    In four original investigative reports (plus follow-ups) examining the Veterans Health Administration, CBS News uncovered serious problems surrounding patient care at VA facilities across the country. We uncovered patient deaths due to the mismanagement of an infectious disease outbreak at the Pittsburgh VA. We discovered VA doctors across the country felt pressured to prescribe strong narcotic painkillers to veterans instead of treating the underlying cause of their pain (narcotic prescriptions at VA are up 259% since 2002). We found veterans are dying at a 33% higher rate than the general population of accidental prescription narcotic overdose. We interviewed a VA doctor who was retaliated against for blowing the whistle on a dangerous shortage of mental healthcare providers at the Wilmington VA. We also found VA administrators are receiving large bonuses from the federal government despite serious allegations of poor patient care at the hospitals they oversee.
  • VA Legionnaires' Outbreak

    An announcement by the VA Pittsburgh Healthcare System in late 2012 about a Legionnaires’ disease outbreak that killed five people and sickened 16 others there was reported by local, state and some national media largely from the officially presented account. But editors and reporters at the Pittsburgh Tribune-Review felt the announcement raised more questions than it answered. A team of reporters assembled to dig deeper into what went wrong. An investigation led to a series of stories during 2013 that exposed a broken health care system rife with testing errors and what appeared to be an almost deliberate failure to inform the public. In fact, the Trib revealed top VA officials reaped thousands of dollars in performance bonuses that were awarded just before the public announcement. The Trib documented that the VA’s problems extend beyond the Pittsburgh system.
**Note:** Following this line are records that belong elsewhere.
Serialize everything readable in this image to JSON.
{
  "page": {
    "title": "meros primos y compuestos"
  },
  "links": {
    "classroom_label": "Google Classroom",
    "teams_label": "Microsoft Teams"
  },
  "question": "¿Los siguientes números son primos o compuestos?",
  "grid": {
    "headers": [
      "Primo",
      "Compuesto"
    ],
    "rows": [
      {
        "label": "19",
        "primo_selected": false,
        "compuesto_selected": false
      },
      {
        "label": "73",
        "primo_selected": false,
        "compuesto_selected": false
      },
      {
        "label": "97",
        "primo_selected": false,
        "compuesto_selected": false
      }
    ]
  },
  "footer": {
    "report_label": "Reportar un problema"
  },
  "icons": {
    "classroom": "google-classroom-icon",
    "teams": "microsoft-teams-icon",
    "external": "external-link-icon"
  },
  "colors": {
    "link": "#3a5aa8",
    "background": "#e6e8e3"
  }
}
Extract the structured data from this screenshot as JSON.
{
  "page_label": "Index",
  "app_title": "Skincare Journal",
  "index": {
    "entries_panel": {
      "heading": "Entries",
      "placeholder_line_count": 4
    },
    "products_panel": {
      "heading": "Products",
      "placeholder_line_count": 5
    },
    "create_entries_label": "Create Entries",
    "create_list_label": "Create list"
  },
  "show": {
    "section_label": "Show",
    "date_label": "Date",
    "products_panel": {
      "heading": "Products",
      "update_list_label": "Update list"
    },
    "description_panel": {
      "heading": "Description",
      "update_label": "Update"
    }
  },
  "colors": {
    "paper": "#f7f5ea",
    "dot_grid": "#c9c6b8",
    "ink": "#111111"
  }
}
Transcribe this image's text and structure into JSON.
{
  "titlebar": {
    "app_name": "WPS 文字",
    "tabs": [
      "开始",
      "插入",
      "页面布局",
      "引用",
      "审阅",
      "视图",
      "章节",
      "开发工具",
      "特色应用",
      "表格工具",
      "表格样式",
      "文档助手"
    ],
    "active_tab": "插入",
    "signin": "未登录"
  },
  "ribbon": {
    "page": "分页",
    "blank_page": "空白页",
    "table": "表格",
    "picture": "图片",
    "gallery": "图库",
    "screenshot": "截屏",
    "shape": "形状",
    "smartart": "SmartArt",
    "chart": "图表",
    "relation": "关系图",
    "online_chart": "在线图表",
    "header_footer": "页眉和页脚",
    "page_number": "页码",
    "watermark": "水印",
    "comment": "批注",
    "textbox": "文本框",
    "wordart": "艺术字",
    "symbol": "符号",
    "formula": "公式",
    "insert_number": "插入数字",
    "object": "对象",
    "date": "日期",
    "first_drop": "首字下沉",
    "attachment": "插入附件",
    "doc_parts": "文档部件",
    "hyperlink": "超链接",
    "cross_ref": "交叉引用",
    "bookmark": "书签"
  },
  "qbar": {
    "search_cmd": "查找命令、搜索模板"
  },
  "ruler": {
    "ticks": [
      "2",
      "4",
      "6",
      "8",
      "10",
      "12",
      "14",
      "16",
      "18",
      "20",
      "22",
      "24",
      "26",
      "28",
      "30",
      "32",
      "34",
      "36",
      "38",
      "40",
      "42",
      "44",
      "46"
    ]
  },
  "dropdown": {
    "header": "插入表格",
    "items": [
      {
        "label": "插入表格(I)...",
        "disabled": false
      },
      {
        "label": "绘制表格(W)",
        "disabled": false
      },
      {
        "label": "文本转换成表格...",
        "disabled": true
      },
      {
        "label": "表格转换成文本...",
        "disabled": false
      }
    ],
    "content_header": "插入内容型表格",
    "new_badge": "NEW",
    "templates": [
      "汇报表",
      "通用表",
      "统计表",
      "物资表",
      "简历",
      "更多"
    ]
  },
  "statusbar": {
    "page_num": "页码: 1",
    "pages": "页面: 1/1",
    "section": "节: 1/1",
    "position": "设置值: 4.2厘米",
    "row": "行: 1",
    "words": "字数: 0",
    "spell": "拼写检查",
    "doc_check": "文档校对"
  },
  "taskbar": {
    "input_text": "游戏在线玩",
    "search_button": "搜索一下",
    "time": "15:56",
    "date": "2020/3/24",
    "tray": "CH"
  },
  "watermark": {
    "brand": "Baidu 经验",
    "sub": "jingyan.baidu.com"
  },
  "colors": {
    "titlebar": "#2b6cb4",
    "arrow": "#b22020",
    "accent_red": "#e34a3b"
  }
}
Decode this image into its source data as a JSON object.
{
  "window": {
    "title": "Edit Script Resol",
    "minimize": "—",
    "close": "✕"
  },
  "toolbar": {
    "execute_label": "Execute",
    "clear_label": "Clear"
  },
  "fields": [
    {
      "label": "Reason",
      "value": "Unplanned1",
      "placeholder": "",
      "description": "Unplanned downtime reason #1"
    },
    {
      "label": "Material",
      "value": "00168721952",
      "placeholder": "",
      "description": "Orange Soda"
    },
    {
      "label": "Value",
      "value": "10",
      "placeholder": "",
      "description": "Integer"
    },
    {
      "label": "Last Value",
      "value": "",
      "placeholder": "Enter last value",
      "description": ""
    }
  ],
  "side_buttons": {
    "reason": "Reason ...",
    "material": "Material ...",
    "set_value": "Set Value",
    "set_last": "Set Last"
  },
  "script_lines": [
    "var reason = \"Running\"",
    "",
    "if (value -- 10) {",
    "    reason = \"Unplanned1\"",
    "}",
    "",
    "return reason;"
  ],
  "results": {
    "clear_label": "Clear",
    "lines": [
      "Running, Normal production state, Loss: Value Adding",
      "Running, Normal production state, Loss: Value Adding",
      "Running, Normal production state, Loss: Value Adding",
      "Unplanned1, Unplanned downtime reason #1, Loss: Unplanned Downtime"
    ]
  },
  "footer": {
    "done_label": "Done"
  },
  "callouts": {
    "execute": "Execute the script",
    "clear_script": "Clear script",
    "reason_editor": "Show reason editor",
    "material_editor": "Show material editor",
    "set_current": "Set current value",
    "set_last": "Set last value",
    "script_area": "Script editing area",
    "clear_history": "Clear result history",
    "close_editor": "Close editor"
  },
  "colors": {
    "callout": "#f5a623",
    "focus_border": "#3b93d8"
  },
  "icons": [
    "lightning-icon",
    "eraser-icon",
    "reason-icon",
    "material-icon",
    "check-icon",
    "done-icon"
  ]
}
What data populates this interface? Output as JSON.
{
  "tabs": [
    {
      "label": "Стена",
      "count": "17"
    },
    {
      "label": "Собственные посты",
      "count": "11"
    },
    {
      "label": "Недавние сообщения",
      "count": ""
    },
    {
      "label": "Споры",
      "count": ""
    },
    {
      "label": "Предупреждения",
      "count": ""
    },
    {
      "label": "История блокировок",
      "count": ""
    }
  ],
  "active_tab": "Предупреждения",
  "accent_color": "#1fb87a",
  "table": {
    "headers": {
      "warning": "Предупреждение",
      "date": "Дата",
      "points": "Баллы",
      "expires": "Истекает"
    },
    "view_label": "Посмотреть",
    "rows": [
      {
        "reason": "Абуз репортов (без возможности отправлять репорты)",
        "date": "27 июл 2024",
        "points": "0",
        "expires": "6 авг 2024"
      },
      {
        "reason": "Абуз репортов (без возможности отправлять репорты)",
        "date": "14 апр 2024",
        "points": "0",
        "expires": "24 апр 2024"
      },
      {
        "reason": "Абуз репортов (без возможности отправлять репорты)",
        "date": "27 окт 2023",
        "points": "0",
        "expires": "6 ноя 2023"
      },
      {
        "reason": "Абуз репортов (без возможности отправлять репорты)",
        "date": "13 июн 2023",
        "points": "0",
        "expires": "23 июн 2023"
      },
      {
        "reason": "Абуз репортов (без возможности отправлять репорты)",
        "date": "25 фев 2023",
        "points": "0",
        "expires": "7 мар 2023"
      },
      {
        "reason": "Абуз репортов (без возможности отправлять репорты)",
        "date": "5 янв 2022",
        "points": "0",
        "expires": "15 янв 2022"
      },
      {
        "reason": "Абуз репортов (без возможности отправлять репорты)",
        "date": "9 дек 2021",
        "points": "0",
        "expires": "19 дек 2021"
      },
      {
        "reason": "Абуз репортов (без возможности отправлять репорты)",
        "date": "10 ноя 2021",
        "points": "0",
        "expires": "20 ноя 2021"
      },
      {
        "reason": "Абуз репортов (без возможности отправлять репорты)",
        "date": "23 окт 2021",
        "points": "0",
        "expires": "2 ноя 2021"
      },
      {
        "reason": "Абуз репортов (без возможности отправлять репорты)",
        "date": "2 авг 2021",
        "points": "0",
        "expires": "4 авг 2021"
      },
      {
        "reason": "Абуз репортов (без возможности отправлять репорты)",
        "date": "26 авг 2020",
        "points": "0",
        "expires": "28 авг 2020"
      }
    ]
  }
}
Nationwide, the newspaper found the deaths of at least 21 veterans in the past year appear to be linked to failures in VA medical care.
  • A Department in Disarray

    In 2013 the Pittsburgh Post-Gazette exposed numerous systemic problems in the city of Pittsburgh's 900-member police department, focusing on a lack of oversight over its personnel and finances.
  • WTAE: Where is Pittsburgh's Mayor?

    After Pittsburgh's mayor came under scrutiny during a federal criminal grand jury probe into his administration, WTAE-TV investigative reporter Bofta Yimam requested Mayor Luke Ravenstahl's work calendar for a one-year period. The federal investigation led to the mayor's hand-picked police chief to plead guilty to conspiracy and fraud. Through the official calendar, we hoped to learn more about the mayor’s comings and goings during the period federal investigators are examining. The city, however, denied our request. Our series of ongoing reports showed the difficulty in accessing a public official's calendar in Pennsylvania and highlighted the need for transparency. Through the state's Right to Know law, we filed an appeal and won a decision with the Pennsylvania Office of Open Records. Instead of turning over the records, however, the city Law Department filed a lawsuit against Yimam in the Court of Common Pleas. Now, taxpayers will pay for a court case to keep a calendar private, for a mayor who is under federal investigation and who chose not to run for re-election.